Dataset rows describing interfaces
_ _ _ _ _ _ _

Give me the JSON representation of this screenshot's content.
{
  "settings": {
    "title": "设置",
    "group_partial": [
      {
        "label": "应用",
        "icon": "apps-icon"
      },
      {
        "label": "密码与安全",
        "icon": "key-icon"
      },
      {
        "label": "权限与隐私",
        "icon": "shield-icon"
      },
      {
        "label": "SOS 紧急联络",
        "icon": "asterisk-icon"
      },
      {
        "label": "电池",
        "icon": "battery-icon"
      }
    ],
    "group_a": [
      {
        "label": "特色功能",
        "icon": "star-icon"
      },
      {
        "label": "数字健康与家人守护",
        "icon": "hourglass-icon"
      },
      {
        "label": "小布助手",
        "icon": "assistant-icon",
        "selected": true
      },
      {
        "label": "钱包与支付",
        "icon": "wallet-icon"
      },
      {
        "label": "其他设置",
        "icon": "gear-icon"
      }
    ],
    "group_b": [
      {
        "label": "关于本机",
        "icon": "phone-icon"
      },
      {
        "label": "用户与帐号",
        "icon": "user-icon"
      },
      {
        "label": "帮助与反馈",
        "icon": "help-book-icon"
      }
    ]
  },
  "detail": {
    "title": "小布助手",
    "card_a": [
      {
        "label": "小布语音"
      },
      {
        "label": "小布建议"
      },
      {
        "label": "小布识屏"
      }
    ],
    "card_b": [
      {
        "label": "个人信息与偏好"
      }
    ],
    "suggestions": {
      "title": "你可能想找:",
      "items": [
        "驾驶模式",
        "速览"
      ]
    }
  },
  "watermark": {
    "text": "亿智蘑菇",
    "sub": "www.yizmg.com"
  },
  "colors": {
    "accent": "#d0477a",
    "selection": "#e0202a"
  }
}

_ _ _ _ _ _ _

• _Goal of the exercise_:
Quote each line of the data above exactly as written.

• _Output_:
Give me the JSON representation of this screenshot's content.
{
  "settings": {
    "title": "设置",
    "group_partial": [
      {
        "label": "应用",
        "icon": "apps-icon"
      },
      {
        "label": "密码与安全",
        "icon": "key-icon"
      },
      {
        "label": "权限与隐私",
        "icon": "shield-icon"
      },
      {
        "label": "SOS 紧急联络",
        "icon": "asterisk-icon"
      },
      {
        "label": "电池",
        "icon": "battery-icon"
      }
    ],
    "group_a": [
      {
        "label": "特色功能",
        "icon": "star-icon"
      },
      {
        "label": "数字健康与家人守护",
        "icon": "hourglass-icon"
      },
      {
        "label": "小布助手",
        "icon": "assistant-icon",
        "selected": true
      },
      {
        "label": "钱包与支付",
        "icon": "wallet-icon"
      },
      {
        "label": "其他设置",
        "icon": "gear-icon"
      }
    ],
    "group_b": [
      {
        "label": "关于本机",
        "icon": "phone-icon"
      },
      {
        "label": "用户与帐号",
        "icon": "user-icon"
      },
      {
        "label": "帮助与反馈",
        "icon": "help-book-icon"
      }
    ]
  },
  "detail": {
    "title": "小布助手",
    "card_a": [
      {
        "label": "小布语音"
      },
      {
        "label": "小布建议"
      },
      {
        "label": "小布识屏"
      }
    ],
    "card_b": [
      {
        "label": "个人信息与偏好"
      }
    ],
    "suggestions": {
      "title": "你可能想找:",
      "items": [
        "驾驶模式",
        "速览"
      ]
    }
  },
  "watermark": {
    "text": "亿智蘑菇",
    "sub": "www.yizmg.com"
  },
  "colors": {
    "accent": "#d0477a",
    "selection": "#e0202a"
  }
}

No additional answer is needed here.